(Problem)
Extract, from the records beneath this instruction, each line that contains the word "checked".

[Recorded data]
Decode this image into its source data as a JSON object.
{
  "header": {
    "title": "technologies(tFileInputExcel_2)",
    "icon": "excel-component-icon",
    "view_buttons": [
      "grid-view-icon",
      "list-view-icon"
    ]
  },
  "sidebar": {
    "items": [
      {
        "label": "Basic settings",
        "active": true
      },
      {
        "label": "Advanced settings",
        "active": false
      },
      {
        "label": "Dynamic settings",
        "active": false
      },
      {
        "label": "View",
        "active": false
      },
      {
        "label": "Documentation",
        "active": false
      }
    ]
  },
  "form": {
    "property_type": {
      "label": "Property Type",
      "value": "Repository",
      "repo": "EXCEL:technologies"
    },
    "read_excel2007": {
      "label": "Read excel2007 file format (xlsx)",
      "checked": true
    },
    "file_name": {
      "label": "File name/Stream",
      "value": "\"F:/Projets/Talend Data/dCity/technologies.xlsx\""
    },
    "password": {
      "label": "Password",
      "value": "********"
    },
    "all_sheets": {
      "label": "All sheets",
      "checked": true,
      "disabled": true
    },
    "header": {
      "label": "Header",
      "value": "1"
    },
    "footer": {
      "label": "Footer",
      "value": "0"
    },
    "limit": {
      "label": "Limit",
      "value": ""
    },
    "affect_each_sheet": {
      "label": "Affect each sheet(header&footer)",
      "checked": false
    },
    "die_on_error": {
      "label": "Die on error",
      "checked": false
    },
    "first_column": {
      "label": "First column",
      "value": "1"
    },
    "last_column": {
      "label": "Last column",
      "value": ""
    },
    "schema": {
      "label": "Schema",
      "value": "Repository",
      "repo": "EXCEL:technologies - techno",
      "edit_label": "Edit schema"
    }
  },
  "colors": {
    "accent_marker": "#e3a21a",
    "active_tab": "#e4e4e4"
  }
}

(Answer space)
      "checked": true
      "checked": true,
      "checked": false
      "checked": false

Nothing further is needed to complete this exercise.